What the task requires: Retype each of the entries below exactly as written.

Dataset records
────
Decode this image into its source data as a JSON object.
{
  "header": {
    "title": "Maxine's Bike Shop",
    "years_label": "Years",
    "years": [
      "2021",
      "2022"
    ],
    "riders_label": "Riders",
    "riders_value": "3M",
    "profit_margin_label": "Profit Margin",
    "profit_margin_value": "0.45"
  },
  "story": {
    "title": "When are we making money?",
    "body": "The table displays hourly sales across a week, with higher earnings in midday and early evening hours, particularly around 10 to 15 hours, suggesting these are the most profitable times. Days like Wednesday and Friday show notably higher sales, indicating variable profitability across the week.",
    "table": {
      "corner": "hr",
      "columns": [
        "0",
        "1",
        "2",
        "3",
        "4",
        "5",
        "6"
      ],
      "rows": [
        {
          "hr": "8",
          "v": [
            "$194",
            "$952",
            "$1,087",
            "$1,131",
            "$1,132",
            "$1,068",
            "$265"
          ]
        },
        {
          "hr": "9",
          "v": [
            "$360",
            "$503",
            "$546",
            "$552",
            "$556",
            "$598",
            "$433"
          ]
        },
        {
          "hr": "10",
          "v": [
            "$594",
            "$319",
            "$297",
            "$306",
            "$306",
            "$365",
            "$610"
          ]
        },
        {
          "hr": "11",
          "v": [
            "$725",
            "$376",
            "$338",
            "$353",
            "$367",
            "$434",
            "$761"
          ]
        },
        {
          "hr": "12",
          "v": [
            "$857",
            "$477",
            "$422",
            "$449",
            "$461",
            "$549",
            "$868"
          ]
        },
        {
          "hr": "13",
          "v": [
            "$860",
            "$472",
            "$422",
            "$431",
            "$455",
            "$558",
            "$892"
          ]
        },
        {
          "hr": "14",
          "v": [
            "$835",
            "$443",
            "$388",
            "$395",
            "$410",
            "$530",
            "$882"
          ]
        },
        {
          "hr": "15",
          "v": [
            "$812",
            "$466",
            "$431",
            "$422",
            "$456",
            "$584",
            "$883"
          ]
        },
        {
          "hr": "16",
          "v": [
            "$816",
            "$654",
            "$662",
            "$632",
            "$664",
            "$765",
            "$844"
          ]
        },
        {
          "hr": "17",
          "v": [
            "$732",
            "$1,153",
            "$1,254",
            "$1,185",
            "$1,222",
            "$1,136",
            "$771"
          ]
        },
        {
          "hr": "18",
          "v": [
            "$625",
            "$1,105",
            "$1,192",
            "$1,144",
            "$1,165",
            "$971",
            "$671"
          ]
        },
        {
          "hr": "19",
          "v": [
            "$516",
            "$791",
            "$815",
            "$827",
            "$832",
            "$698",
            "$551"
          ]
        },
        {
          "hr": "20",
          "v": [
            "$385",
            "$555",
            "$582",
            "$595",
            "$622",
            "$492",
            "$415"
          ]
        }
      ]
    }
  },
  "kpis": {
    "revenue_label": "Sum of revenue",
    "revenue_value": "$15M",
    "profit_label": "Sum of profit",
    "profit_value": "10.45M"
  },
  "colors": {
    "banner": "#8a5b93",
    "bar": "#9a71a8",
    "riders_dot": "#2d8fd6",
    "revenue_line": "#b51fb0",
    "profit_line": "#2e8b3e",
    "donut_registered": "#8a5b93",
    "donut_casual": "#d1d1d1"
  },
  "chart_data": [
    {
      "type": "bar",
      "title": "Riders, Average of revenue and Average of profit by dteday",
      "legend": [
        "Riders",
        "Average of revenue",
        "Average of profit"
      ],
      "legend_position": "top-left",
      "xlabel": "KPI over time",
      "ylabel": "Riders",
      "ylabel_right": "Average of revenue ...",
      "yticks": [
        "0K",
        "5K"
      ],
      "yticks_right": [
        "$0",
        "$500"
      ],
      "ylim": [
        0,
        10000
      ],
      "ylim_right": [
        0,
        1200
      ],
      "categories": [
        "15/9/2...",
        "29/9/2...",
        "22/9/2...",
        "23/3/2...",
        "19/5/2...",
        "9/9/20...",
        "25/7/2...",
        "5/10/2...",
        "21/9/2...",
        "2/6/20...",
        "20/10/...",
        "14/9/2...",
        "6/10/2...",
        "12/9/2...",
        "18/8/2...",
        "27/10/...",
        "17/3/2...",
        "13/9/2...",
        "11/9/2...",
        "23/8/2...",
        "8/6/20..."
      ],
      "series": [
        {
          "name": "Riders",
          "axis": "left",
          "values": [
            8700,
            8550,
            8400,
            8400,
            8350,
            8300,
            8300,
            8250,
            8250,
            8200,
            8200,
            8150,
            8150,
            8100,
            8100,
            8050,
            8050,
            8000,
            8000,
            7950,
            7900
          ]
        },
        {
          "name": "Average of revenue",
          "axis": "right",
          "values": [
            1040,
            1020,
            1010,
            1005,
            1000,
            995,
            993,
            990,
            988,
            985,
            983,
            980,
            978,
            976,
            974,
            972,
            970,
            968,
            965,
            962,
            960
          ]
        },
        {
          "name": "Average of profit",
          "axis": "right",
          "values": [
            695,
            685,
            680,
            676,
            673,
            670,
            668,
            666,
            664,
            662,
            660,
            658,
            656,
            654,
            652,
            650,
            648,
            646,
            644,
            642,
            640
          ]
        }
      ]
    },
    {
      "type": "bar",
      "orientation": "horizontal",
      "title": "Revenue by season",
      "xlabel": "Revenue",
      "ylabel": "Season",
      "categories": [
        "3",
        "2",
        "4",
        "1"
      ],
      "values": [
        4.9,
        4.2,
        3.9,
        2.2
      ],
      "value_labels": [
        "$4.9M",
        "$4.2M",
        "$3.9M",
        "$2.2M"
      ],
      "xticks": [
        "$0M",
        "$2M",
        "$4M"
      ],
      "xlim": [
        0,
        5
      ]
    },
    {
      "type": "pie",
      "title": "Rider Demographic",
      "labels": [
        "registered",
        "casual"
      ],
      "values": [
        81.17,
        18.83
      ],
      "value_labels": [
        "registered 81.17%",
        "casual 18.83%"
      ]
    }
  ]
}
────
Written response:
Decode this image into its source data as a JSON object.
{
  "header": {
    "title": "Maxine's Bike Shop",
    "years_label": "Years",
    "years": [
      "2021",
      "2022"
    ],
    "riders_label": "Riders",
    "riders_value": "3M",
    "profit_margin_label": "Profit Margin",
    "profit_margin_value": "0.45"
  },
  "story": {
    "title": "When are we making money?",
    "body": "The table displays hourly sales across a week, with higher earnings in midday and early evening hours, particularly around 10 to 15 hours, suggesting these are the most profitable times. Days like Wednesday and Friday show notably higher sales, indicating variable profitability across the week.",
    "table": {
      "corner": "hr",
      "columns": [
        "0",
        "1",
        "2",
        "3",
        "4",
        "5",
        "6"
      ],
      "rows": [
        {
          "hr": "8",
          "v": [
            "$194",
            "$952",
            "$1,087",
            "$1,131",
            "$1,132",
            "$1,068",
            "$265"
          ]
        },
        {
          "hr": "9",
          "v": [
            "$360",
            "$503",
            "$546",
            "$552",
            "$556",
            "$598",
            "$433"
          ]
        },
        {
          "hr": "10",
          "v": [
            "$594",
            "$319",
            "$297",
            "$306",
            "$306",
            "$365",
            "$610"
          ]
        },
        {
          "hr": "11",
          "v": [
            "$725",
            "$376",
            "$338",
            "$353",
            "$367",
            "$434",
            "$761"
          ]
        },
        {
          "hr": "12",
          "v": [
            "$857",
            "$477",
            "$422",
            "$449",
            "$461",
            "$549",
            "$868"
          ]
        },
        {
          "hr": "13",
          "v": [
            "$860",
            "$472",
            "$422",
            "$431",
            "$455",
            "$558",
            "$892"
          ]
        },
        {
          "hr": "14",
          "v": [
            "$835",
            "$443",
            "$388",
            "$395",
            "$410",
            "$530",
            "$882"
          ]
        },
        {
          "hr": "15",
          "v": [
            "$812",
            "$466",
            "$431",
            "$422",
            "$456",
            "$584",
            "$883"
          ]
        },
        {
          "hr": "16",
          "v": [
            "$816",
            "$654",
            "$662",
            "$632",
            "$664",
            "$765",
            "$844"
          ]
        },
        {
          "hr": "17",
          "v": [
            "$732",
            "$1,153",
            "$1,254",
            "$1,185",
            "$1,222",
            "$1,136",
            "$771"
          ]
        },
        {
          "hr": "18",
          "v": [
            "$625",
            "$1,105",
            "$1,192",
            "$1,144",
            "$1,165",
            "$971",
            "$671"
          ]
        },
        {
          "hr": "19",
          "v": [
            "$516",
            "$791",
            "$815",
            "$827",
            "$832",
            "$698",
            "$551"
          ]
        },
        {
          "hr": "20",
          "v": [
            "$385",
            "$555",
            "$582",
            "$595",
            "$622",
            "$492",
            "$415"
          ]
        }
      ]
    }
  },
  "kpis": {
    "revenue_label": "Sum of revenue",
    "revenue_value": "$15M",
    "profit_label": "Sum of profit",
    "profit_value": "10.45M"
  },
  "colors": {
    "banner": "#8a5b93",
    "bar": "#9a71a8",
    "riders_dot": "#2d8fd6",
    "revenue_line": "#b51fb0",
    "profit_line": "#2e8b3e",
    "donut_registered": "#8a5b93",
    "donut_casual": "#d1d1d1"
  },
  "chart_data": [
    {
      "type": "bar",
      "title": "Riders, Average of revenue and Average of profit by dteday",
      "legend": [
        "Riders",
        "Average of revenue",
        "Average of profit"
      ],
      "legend_position": "top-left",
      "xlabel": "KPI over time",
      "ylabel": "Riders",
      "ylabel_right": "Average of revenue ...",
      "yticks": [
        "0K",
        "5K"
      ],
      "yticks_right": [
        "$0",
        "$500"
      ],
      "ylim": [
        0,
        10000
      ],
      "ylim_right": [
        0,
        1200
      ],
      "categories": [
        "15/9/2...",
        "29/9/2...",
        "22/9/2...",
        "23/3/2...",
        "19/5/2...",
        "9/9/20...",
        "25/7/2...",
        "5/10/2...",
        "21/9/2...",
        "2/6/20...",
        "20/10/...",
        "14/9/2...",
        "6/10/2...",
        "12/9/2...",
        "18/8/2...",
        "27/10/...",
        "17/3/2...",
        "13/9/2...",
        "11/9/2...",
        "23/8/2...",
        "8/6/20..."
      ],
      "series": [
        {
          "name": "Riders",
          "axis": "left",
          "values": [
            8700,
            8550,
            8400,
            8400,
            8350,
            8300,
            8300,
            8250,
            8250,
            8200,
            8200,
            8150,
            8150,
            8100,
            8100,
            8050,
            8050,
            8000,
            8000,
            7950,
            7900
          ]
        },
        {
          "name": "Average of revenue",
          "axis": "right",
          "values": [
            1040,
            1020,
            1010,
            1005,
            1000,
            995,
            993,
            990,
            988,
            985,
            983,
            980,
            978,
            976,
            974,
            972,
            970,
            968,
            965,
            962,
            960
          ]
        },
        {
          "name": "Average of profit",
          "axis": "right",
          "values": [
            695,
            685,
            680,
            676,
            673,
            670,
            668,
            666,
            664,
            662,
            660,
            658,
            656,
            654,
            652,
            650,
            648,
            646,
            644,
            642,
            640
          ]
        }
      ]
    },
    {
      "type": "bar",
      "orientation": "horizontal",
      "title": "Revenue by season",
      "xlabel": "Revenue",
      "ylabel": "Season",
      "categories": [
        "3",
        "2",
        "4",
        "1"
      ],
      "values": [
        4.9,
        4.2,
        3.9,
        2.2
      ],
      "value_labels": [
        "$4.9M",
        "$4.2M",
        "$3.9M",
        "$2.2M"
      ],
      "xticks": [
        "$0M",
        "$2M",
        "$4M"
      ],
      "xlim": [
        0,
        5
      ]
    },
    {
      "type": "pie",
      "title": "Rider Demographic",
      "labels": [
        "registered",
        "casual"
      ],
      "values": [
        81.17,
        18.83
      ],
      "value_labels": [
        "registered 81.17%",
        "casual 18.83%"
      ]
    }
  ]
}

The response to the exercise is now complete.